Organizers of one of the nation’s largest Cinco de Mayo celebrations are scrapping the event this year because they’re concerned with the Trump Administration’s increased focus on curbing illegal immigration.

Philadelphia’s “El Carnaval de Puebla,” an annual celebration that draws more than 15,000 people to Philly’s Mexican-American community, is canceled, organizers say. Their fear is that Immigration and Customs Enforcement will show up and cart off parade participants.

Organizer Edgar Ramirez told the local news that the decision was “sad but responsible” in light of “large scale arrests and deportations” happening in most major cities.

ICE announced this week that 248 undocumented immigrants are awaiting deportation after those sweeps, which targeted Philadelphia as well as areas in Delaware and West Virginia. But ICE says agents aren’t simply showing up at Latin-themed gatherings and arresting everyone on the spot.

“ICE’s enforcement actions are targeted and lead driven. ICE does not conduct sweeps or raids that target aliens indiscriminately,” Philadelphia ICE Officer Khaalid Walls said.

ICE admits that it has targeted and arrested individuals in Philadelphia. But, according to Philadelphia ICE director Jennifer Ritchey, who provided NBC News with a written statement, the city was warned of the operation and instructed that they could turn over the undocumented immigrants for arrest. Philly, a “sanctuary city,” refused, so ICE said it stepped in to prevent ”a situation that puts the public at unnecessary risk,” Ritchey added.
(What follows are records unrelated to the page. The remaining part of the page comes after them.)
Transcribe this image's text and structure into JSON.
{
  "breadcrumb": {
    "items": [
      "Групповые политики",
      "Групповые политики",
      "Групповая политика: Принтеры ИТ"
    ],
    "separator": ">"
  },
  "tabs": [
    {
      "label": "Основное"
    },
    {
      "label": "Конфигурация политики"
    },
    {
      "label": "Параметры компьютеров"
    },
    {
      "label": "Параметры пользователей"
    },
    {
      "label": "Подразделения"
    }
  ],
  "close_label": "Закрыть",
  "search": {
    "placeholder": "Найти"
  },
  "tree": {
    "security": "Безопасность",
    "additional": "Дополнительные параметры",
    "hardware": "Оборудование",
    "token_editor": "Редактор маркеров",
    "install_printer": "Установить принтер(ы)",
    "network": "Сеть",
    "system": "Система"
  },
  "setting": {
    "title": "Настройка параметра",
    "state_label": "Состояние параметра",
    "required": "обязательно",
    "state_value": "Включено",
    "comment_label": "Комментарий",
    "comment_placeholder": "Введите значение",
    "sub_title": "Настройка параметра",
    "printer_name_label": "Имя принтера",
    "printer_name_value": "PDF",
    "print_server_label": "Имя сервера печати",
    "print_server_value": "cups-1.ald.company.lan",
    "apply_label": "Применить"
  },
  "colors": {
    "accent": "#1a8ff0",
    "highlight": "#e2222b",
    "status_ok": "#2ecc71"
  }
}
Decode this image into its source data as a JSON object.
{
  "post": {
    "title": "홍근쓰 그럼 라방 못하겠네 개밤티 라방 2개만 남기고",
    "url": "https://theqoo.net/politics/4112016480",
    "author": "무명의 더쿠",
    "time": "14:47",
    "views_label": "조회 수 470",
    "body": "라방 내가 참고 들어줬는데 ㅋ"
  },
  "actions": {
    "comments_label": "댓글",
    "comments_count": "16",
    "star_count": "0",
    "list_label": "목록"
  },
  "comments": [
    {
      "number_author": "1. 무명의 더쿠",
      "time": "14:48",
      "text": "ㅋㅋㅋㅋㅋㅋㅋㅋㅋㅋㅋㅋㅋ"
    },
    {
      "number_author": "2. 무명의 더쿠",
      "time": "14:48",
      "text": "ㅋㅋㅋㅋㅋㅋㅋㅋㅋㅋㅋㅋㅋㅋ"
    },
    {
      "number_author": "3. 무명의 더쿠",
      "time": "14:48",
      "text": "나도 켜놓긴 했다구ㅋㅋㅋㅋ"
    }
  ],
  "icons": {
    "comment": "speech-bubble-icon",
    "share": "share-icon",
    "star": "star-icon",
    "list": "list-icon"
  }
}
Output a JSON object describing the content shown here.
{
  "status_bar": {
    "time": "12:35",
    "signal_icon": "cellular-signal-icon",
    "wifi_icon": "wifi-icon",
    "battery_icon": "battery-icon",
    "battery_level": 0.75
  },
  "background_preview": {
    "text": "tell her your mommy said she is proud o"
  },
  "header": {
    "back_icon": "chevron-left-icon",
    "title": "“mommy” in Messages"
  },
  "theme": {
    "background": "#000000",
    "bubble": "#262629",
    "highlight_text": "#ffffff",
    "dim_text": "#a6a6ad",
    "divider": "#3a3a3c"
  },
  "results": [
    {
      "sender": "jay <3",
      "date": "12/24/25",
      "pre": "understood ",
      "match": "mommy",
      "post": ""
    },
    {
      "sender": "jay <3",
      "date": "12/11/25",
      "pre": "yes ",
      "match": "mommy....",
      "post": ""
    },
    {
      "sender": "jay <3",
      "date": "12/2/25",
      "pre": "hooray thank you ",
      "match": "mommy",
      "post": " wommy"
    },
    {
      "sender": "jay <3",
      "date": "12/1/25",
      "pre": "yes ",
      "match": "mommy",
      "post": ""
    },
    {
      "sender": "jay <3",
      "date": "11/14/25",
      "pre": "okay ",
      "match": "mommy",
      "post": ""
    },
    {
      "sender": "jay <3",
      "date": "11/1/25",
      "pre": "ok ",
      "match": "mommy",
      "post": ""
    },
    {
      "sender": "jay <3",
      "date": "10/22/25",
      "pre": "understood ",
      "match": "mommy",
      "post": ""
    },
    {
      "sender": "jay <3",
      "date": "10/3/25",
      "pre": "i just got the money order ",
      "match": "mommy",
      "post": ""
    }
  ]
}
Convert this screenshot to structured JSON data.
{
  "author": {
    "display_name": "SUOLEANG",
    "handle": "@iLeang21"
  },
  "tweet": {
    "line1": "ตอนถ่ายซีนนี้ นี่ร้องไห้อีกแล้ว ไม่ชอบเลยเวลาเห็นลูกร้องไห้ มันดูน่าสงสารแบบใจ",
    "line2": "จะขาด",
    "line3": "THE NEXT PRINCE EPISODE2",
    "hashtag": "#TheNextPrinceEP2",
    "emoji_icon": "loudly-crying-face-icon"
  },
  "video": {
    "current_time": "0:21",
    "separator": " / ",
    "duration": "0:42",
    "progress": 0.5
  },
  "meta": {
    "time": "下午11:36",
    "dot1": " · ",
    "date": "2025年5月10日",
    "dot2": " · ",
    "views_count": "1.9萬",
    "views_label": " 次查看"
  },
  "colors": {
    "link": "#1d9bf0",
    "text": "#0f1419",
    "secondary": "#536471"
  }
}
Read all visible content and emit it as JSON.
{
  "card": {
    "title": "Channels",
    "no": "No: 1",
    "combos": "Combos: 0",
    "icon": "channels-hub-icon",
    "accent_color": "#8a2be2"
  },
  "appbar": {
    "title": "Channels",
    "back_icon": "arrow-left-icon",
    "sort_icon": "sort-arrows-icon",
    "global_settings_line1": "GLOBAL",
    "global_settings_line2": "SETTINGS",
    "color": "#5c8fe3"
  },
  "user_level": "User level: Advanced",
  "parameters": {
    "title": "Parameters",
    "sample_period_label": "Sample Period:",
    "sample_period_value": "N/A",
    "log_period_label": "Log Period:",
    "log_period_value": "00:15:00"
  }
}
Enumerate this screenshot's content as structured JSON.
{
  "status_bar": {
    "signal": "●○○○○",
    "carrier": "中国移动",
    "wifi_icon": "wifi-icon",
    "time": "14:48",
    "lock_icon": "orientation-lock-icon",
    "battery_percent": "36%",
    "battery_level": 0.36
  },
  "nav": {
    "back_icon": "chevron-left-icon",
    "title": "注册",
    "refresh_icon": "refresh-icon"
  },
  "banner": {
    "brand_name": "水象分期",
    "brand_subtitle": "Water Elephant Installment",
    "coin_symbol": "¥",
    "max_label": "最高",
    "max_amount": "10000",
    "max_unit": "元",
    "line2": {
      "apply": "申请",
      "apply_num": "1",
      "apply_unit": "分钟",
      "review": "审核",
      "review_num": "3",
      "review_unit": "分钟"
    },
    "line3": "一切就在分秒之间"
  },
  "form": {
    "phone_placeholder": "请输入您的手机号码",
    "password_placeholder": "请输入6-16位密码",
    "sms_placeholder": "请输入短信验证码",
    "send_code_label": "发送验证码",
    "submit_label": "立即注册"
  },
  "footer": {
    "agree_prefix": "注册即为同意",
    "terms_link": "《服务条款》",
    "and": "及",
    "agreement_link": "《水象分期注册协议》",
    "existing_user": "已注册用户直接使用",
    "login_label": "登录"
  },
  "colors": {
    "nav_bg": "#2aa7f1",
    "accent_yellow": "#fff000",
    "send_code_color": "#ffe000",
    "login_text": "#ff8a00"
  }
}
Elsewhere, ICE says they’re focusing on “criminal aliens”—people they say aren’t just violating immigration laws but who also have outstanding warrants for other, serious crimes. ICE doesn’t deny that there is an ongoing, aggressive program to find and deport lawbreakers.

So far, however, ICE hasn’t produced any evidence to show that they are only sweeping up “criminal aliens,” and immigrant-aid groups say there’s no way to tell until the cases make it to immigration court. Currently, those courts are experiencing a backlog, so it could be weeks or months before some of ICE’s detainees are assessed.